── DATA EXTRACTS ──

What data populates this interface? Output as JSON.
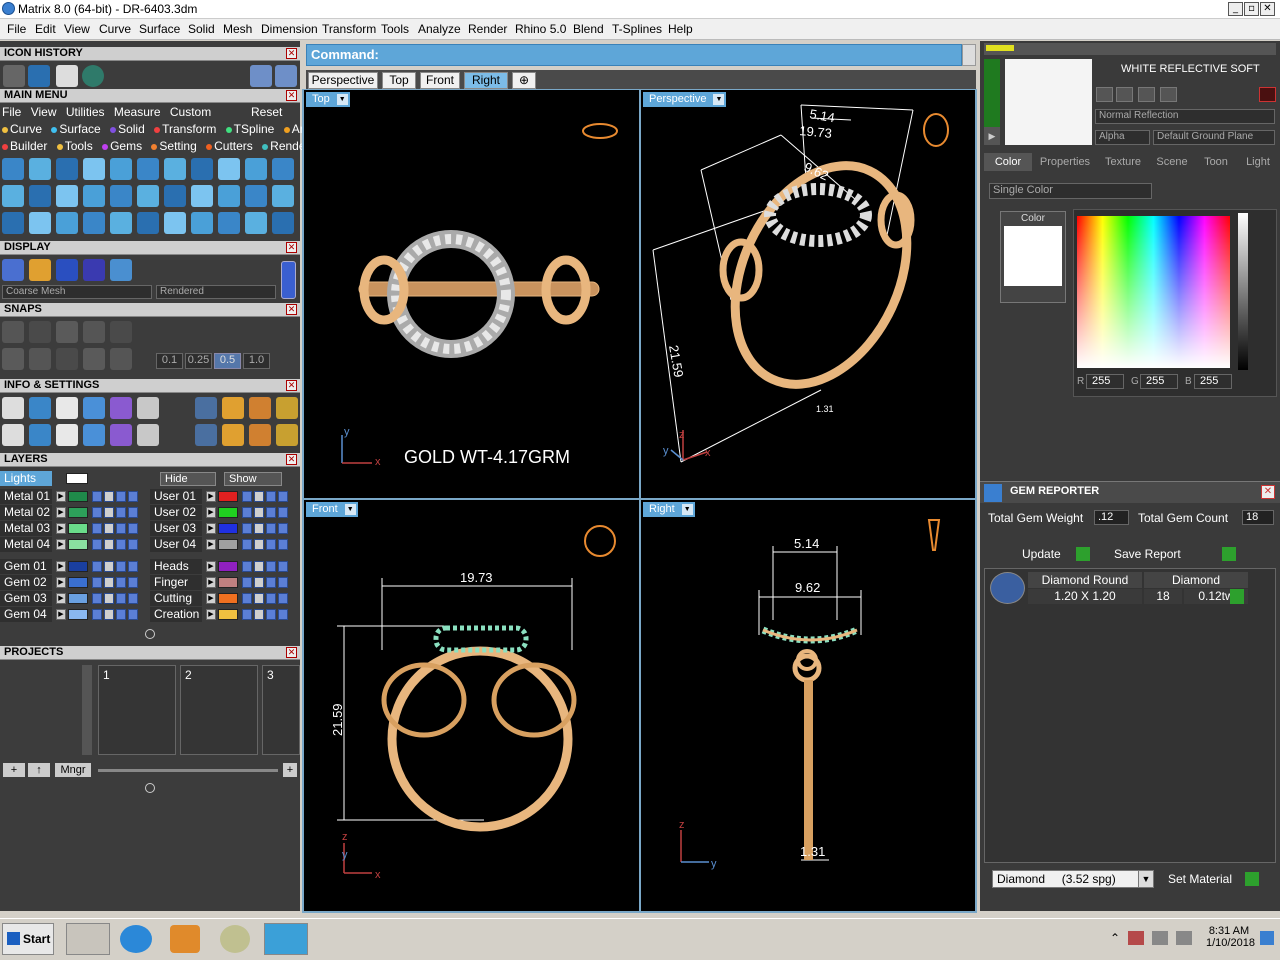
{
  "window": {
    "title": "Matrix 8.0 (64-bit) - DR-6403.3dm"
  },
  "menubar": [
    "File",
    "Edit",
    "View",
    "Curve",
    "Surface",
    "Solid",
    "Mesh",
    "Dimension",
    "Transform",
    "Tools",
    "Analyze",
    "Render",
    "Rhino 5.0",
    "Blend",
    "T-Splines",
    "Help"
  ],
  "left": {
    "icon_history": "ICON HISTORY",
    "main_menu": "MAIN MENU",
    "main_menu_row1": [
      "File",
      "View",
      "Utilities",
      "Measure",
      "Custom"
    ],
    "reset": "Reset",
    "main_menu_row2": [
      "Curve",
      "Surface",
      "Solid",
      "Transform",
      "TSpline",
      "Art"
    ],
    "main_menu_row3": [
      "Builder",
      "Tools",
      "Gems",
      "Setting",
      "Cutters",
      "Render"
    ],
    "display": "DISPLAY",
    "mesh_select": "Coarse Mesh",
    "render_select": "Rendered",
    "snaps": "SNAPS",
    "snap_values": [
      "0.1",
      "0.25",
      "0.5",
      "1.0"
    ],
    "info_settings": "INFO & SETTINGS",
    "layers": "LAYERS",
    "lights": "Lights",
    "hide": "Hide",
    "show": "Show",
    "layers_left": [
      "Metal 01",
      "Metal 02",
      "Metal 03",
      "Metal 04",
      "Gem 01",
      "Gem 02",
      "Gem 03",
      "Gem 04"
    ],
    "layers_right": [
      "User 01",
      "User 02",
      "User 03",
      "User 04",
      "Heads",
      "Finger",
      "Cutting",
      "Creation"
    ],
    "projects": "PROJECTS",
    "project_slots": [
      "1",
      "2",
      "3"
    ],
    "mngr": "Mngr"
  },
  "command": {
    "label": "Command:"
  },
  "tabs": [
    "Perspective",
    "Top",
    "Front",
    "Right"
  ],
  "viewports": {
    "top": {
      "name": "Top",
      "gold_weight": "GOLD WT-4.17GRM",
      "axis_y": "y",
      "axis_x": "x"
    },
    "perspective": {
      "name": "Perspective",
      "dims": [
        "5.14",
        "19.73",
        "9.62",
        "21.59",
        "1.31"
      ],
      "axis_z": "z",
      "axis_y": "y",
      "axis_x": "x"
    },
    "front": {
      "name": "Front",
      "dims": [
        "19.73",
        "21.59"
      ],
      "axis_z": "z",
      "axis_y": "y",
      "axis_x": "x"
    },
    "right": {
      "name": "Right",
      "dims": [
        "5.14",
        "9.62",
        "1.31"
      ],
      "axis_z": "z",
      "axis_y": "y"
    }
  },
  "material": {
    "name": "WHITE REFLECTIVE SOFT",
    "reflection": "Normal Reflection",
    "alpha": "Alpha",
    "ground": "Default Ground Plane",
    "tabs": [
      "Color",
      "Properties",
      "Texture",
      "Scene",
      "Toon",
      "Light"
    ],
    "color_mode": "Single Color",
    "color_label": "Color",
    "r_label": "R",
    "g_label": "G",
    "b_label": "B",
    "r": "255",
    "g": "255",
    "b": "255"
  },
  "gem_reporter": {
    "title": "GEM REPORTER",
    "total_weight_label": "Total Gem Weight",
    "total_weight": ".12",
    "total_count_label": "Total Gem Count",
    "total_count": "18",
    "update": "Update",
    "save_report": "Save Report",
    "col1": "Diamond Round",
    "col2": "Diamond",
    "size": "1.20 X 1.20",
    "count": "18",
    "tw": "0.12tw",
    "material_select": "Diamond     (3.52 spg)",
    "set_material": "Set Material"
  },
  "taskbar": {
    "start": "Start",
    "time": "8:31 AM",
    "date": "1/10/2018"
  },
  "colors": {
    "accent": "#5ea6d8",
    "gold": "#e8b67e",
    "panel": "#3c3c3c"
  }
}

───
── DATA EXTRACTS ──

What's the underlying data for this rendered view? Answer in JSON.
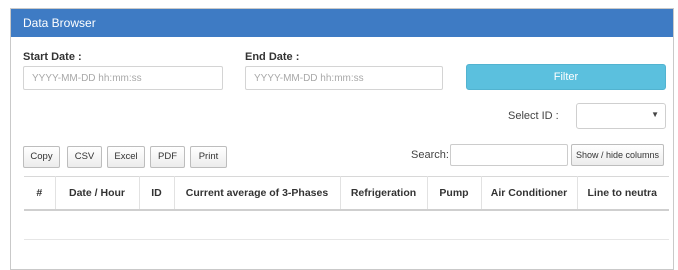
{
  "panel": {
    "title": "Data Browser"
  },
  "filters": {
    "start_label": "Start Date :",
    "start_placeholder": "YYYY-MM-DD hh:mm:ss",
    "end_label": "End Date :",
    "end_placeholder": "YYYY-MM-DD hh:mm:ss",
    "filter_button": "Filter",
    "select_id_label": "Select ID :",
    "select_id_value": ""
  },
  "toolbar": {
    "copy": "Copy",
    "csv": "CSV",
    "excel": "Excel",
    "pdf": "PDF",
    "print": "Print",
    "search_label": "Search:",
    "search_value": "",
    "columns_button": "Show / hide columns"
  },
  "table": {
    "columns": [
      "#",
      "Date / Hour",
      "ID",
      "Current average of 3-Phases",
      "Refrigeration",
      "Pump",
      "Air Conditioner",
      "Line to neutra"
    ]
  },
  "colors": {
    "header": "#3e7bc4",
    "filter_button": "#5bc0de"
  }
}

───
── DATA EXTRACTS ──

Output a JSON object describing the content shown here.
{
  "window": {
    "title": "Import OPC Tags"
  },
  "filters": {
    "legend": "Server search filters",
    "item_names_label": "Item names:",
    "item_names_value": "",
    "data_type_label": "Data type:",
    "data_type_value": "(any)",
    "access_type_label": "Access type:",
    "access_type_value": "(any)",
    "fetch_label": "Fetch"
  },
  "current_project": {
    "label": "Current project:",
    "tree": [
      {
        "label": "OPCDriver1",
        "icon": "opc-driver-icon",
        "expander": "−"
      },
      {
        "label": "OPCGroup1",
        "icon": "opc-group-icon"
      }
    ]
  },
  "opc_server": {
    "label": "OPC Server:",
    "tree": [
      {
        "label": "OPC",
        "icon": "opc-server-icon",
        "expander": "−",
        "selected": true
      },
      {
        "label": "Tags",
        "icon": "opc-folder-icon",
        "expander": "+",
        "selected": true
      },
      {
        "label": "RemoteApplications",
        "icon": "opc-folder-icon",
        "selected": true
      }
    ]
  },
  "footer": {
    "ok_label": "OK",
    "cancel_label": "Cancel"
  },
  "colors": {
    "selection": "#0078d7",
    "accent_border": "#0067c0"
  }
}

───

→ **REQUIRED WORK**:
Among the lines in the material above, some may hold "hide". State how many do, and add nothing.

→ **YOUR RESPONSE**:
2